Search the entries for lines with the string "handle" and say how many there are, giving only the number.

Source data
-------------------------

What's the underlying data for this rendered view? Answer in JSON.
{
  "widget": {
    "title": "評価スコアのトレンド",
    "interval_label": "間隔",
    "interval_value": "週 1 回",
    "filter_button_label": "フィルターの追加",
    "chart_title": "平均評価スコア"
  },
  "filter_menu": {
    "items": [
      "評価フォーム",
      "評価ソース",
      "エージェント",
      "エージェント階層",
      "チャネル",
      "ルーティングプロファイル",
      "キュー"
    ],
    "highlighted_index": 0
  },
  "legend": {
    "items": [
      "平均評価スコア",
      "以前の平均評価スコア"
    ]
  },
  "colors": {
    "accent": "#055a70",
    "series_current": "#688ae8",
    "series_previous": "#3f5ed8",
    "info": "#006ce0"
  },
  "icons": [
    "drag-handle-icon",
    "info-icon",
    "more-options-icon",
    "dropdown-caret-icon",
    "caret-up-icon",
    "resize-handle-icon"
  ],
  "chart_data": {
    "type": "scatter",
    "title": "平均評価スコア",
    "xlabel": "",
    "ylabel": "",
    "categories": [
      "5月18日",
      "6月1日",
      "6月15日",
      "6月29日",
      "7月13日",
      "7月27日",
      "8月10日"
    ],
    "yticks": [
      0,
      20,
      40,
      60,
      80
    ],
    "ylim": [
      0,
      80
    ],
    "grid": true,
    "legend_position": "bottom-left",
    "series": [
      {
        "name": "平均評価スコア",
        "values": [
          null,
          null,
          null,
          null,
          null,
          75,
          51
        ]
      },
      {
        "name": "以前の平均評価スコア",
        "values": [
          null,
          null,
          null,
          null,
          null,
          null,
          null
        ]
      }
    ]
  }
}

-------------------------

_Task answer:_ 2